Traditional risk factors associated with adult arterial ischemic stroke (AIS; ie, hypertension, hyperlipidemia, diabetes, smoking, and atherosclerosis) are relatively rare in children. Childhood AIS is instead associated with a variety of conditions including cerebral arteriopathies, congenital heart disease, infection, head and neck trauma, sickle cell anemia, and prothrombotic abnormalities. Although the pathophysiology and outcomes of adult AIS differ significantly from those in childhood AIS, therapeutic management remains similar, largely because of the paucity of evidence from devoted pediatric observational studies and clinical trials.
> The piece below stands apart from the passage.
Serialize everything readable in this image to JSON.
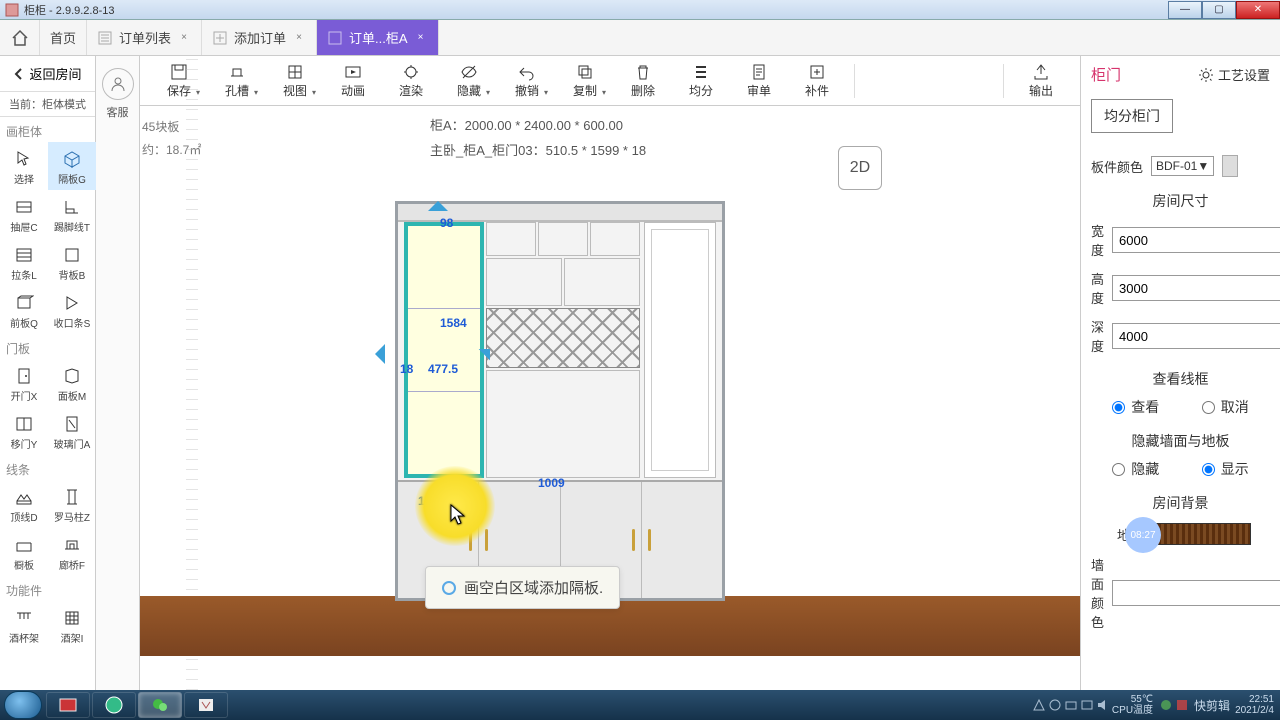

The purpose of this article is to review the current guidelines and evidence in the treatment of childhood AIS, within the context of that which exists in adult AIS. Medical management of hypoxia, hyperglycemia, fever, blood pressure, and increased intracranial pressure has been insufficiently investigated in childhood stroke, resulting in a lack of guidance in these areas. Although acute antithrombotic management in childhood AIS has received relatively greater attention in published recommendations, it is based almost exclusively on consensus and expert opinion, and differs considerably among existing pediatric guidelines. Rehabilitation therapy in childhood AIS has great potential for meaningful improvements in long-term outcomes, especially given the plasticity of the young brain; however, little guidance for rehabilitative measures is provided by published recommendations. Ongoing and future multicenter cohort study efforts, and ultimately devoted pediatric clinical trials, will be essential to establish comprehensive evidence-based guidelines for the treatment of childhood AIS.
ASJC Scopus subject areas
- Clinical Neurology